Task requirements — Report the number of lines in the data below that hold "agree", without any other words.

Given data —
=== Begin Enclosure ===

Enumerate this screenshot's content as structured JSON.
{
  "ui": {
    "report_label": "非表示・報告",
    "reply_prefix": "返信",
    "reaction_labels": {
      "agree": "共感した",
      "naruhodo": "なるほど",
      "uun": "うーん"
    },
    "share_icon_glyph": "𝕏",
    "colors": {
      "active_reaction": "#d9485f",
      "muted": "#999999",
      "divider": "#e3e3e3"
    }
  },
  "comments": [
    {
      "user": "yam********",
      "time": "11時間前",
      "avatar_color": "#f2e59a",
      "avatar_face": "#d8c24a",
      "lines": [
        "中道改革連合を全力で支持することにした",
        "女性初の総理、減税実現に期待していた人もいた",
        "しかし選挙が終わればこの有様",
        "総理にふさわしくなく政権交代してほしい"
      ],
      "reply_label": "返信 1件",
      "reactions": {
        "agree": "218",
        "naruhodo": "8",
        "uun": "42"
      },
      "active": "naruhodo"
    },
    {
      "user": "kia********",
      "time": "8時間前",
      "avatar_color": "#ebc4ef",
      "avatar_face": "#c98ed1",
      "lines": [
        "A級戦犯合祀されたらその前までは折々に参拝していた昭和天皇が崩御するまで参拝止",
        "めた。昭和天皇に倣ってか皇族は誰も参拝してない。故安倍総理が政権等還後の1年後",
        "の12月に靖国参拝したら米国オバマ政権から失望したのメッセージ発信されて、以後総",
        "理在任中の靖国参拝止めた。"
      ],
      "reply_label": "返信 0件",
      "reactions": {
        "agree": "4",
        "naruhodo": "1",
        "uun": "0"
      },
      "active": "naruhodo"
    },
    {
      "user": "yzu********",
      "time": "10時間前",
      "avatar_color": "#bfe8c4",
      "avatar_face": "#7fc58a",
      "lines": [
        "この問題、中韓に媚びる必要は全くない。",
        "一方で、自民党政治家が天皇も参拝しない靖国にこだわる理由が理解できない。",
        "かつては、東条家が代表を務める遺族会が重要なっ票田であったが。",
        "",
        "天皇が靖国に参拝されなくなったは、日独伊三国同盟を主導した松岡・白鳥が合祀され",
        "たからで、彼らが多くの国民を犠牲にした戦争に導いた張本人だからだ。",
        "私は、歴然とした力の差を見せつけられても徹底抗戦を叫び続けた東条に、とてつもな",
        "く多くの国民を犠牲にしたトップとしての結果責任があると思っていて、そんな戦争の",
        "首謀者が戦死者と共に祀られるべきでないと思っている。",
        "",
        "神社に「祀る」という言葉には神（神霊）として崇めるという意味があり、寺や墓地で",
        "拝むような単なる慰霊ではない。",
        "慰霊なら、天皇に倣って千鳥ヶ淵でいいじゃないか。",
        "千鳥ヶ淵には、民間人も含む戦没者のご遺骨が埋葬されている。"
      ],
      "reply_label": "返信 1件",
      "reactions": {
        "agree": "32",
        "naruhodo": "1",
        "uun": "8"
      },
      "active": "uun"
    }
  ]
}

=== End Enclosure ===

Completed exercise — 4